Aest-ethics is just the way art/artists can see the ethical commitments – the responsibility that comes with presenting other peoples’ stories, and the gravity and consequences of that; and subjects’ self-determination just speaks to the control people have over how their stories are told which is so important because they are extensions of ourselves. 

Register Here

Time: Sunday 17 October, 11:00 AM - 1:00 PM

Venue: Online, hosted by Sandrine Ndahiro and Alice Feldman

Tickets: Free


Alice Feldman – Co-chair
Sandrine Ndahiro- Co-chair
Caoimhe Butler
Ala Buisir

Panel abstract will be provided once acceptance for inclusion to programme is determined.

Ala Buisir 

Ala Buisir is a documentary photographer currently residing in Ireland with roots in Libya. Her work documents the social and political tension around us today. The aim is to raise awareness by presenting events through different perspectives in hopes that it may also bring about change.




Dr Alice Feldman

Dr Alice Feldman is a lecturer in the School of Sociology at UCD. Her work inheres in transdisciplinary experiments at the intersections of art, research and teaching. It centres on convening ‘uncomfortable encounters’ and collective inquiries engaging ‘aesthesic’ pedagogies around concerns of colonial inheritances and entanglements, racial justice, decoloniality, reflexive solidarities and creative/cultural agency. Over the last two decades she has also worked in research, advisory and volunteer capacities for an array of groups involved in anti-racism, intercultural and integration initiatives. Through collaborations with a range of activists, artists and students for these many years, she has cultivated a knowledge justice praxis which became the foundations for the MA Race, Migration and Decolonial Studies ( she convened in 2017.


Sandrine Ndahiro

Sandrine Uwase Ndahiro is an English Ph.D. student in the University of Limerick. Sandrine’s research centres on third generation African writers, such as Afrofuturists, who have emerged during the era of late liberalism and who have introduced multiple and nuanced perspectives for reflecting on African lives and aspirations. She co-produced a documentary entitled Unsilencing Black Voices which details personal stories and accounts by members of the black community in Ireland. She is currently an artist in residency in Visual Carlow where she is directing a new documentary film that looks at Irishness from a localised setting. Sandrine is also the co-founder and co-editor in chief of a new online magazine called Unapologetic. Unapologetic is a multidisciplinary, literary, cultural, and artistic response to the social issues and creative opportunities of contemporary Ireland, offering a reboot and upheaval. 
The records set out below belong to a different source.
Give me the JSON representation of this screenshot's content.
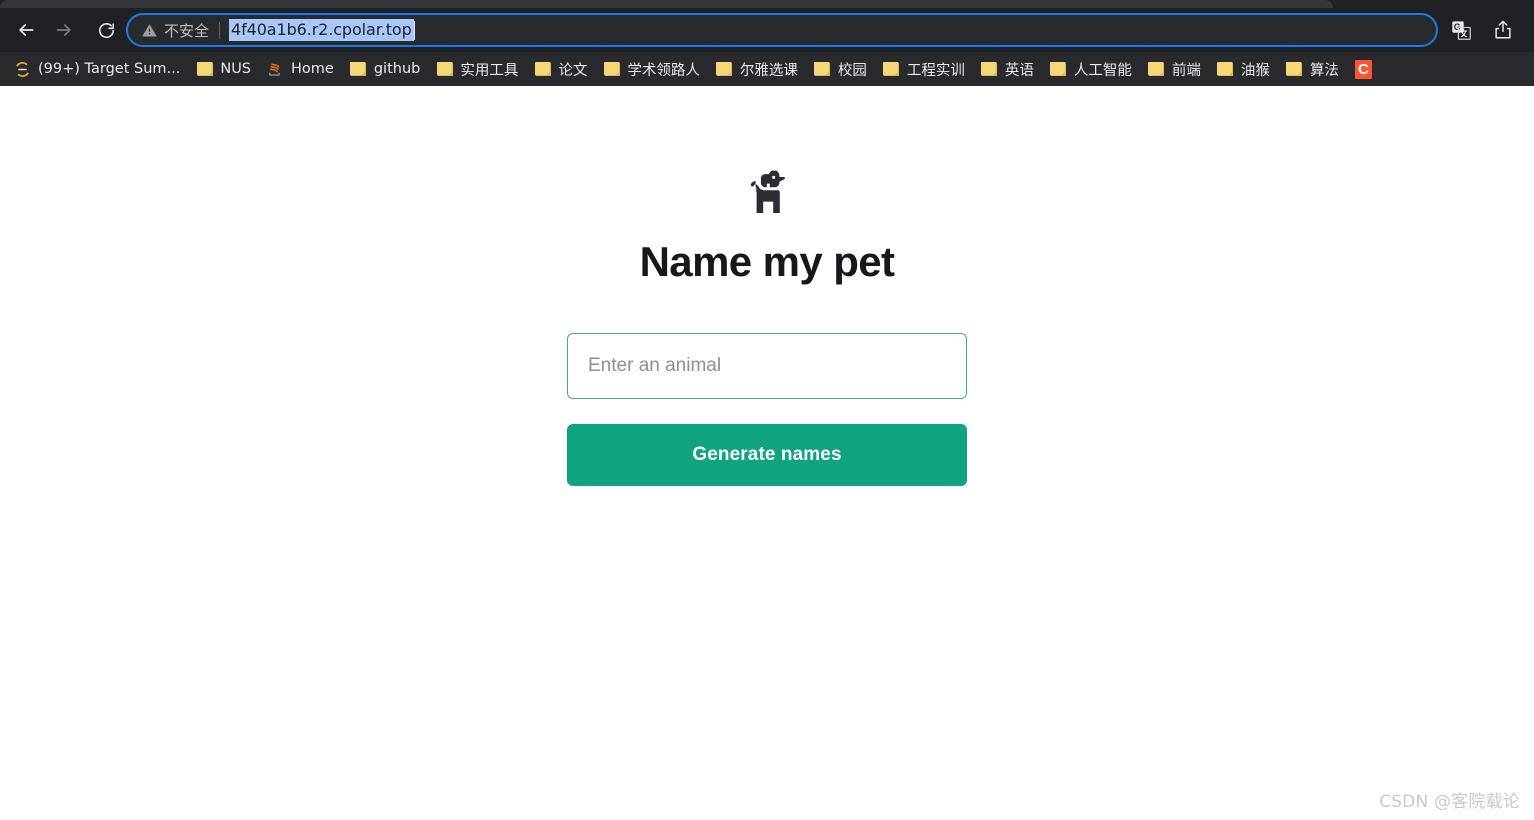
{
  "browser": {
    "nav": {
      "back_icon": "arrow-left-icon",
      "forward_icon": "arrow-right-icon",
      "reload_icon": "reload-icon"
    },
    "omnibox": {
      "security_icon": "warning-triangle-icon",
      "security_label": "不安全",
      "url": "4f40a1b6.r2.cpolar.top",
      "selected": true
    },
    "toolbar_icons": [
      {
        "name": "translate-icon",
        "label": "翻译"
      },
      {
        "name": "share-icon",
        "label": "分享"
      }
    ],
    "bookmarks": [
      {
        "label": "(99+) Target Sum...",
        "icon": "swirl-logo-icon"
      },
      {
        "label": "NUS",
        "icon": "folder-icon"
      },
      {
        "label": "Home",
        "icon": "stack-logo-icon"
      },
      {
        "label": "github",
        "icon": "folder-icon"
      },
      {
        "label": "实用工具",
        "icon": "folder-icon"
      },
      {
        "label": "论文",
        "icon": "folder-icon"
      },
      {
        "label": "学术领路人",
        "icon": "folder-icon"
      },
      {
        "label": "尔雅选课",
        "icon": "folder-icon"
      },
      {
        "label": "校园",
        "icon": "folder-icon"
      },
      {
        "label": "工程实训",
        "icon": "folder-icon"
      },
      {
        "label": "英语",
        "icon": "folder-icon"
      },
      {
        "label": "人工智能",
        "icon": "folder-icon"
      },
      {
        "label": "前端",
        "icon": "folder-icon"
      },
      {
        "label": "油猴",
        "icon": "folder-icon"
      },
      {
        "label": "算法",
        "icon": "folder-icon"
      },
      {
        "label": "C",
        "icon": "csdn-square-icon"
      }
    ]
  },
  "page": {
    "logo_icon": "dog-icon",
    "title": "Name my pet",
    "input": {
      "placeholder": "Enter an animal",
      "value": ""
    },
    "submit_label": "Generate names",
    "watermark": "CSDN @客院载论"
  },
  "colors": {
    "accent_green": "#10a37f",
    "input_border": "#3fab8f",
    "chrome_bg": "#202124",
    "bookmarks_bg": "#292a2d",
    "omnibox_focus": "#1b79e8",
    "url_selection": "#a8c7fa",
    "csdn_red": "#fc5531",
    "folder_yellow": "#f7d775",
    "title_color": "#17181c"
  }
}
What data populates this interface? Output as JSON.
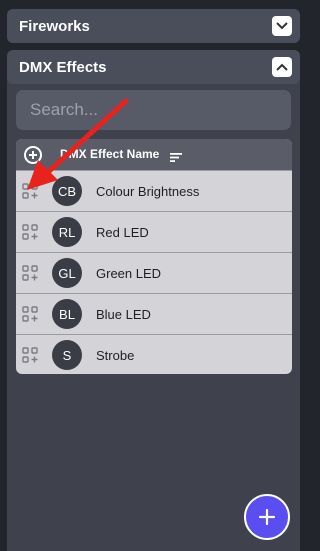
{
  "fireworks": {
    "title": "Fireworks",
    "expanded": false
  },
  "dmx": {
    "title": "DMX Effects",
    "expanded": true,
    "search": {
      "placeholder": "Search...",
      "value": ""
    },
    "table": {
      "column": "DMX Effect Name",
      "rows": [
        {
          "initials": "CB",
          "name": "Colour Brightness"
        },
        {
          "initials": "RL",
          "name": "Red LED"
        },
        {
          "initials": "GL",
          "name": "Green LED"
        },
        {
          "initials": "BL",
          "name": "Blue LED"
        },
        {
          "initials": "S",
          "name": "Strobe"
        }
      ]
    }
  },
  "colors": {
    "accent": "#5b4ef0",
    "annotation": "#e8231d",
    "panel": "#3f424c"
  }
}
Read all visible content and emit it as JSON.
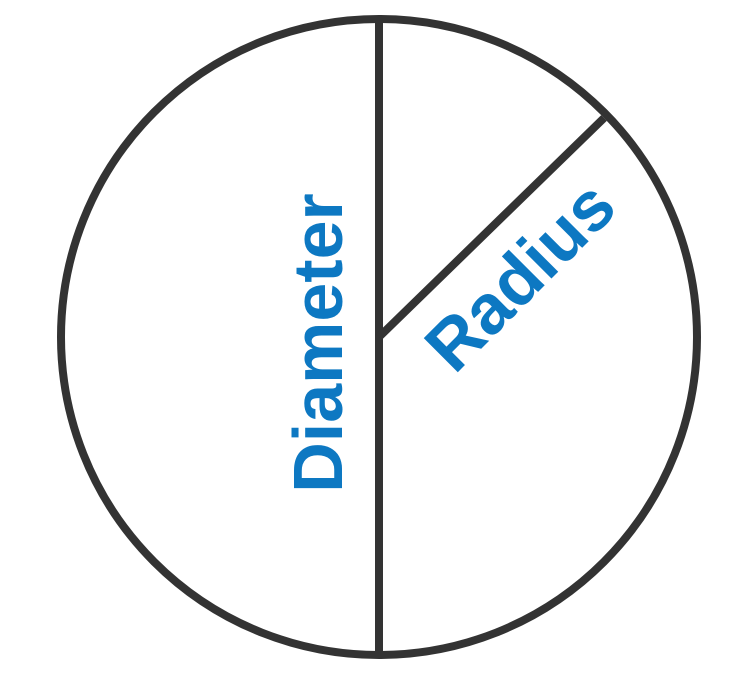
{
  "labels": {
    "diameter": "Diameter",
    "radius": "Radius"
  },
  "colors": {
    "outline": "#333333",
    "label": "#0d78c2",
    "background": "#ffffff"
  }
}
Caoimhe Butterly

Caoimhe Butterly is an educator, therapist, documentary film-maker and human rights activist. She worked for over 20 years with refugee & undocumented commmunities and human rights defenders in Haiti, Mexico, Guatemala, Palestine, Iraq, Lebanon and Syria. She has spent the past seven years engaged in Search and Rescue, shore support and psycho-social resourcing work, with those making refuge-seeking journeys across the Central Med and Aegean seas to Europe.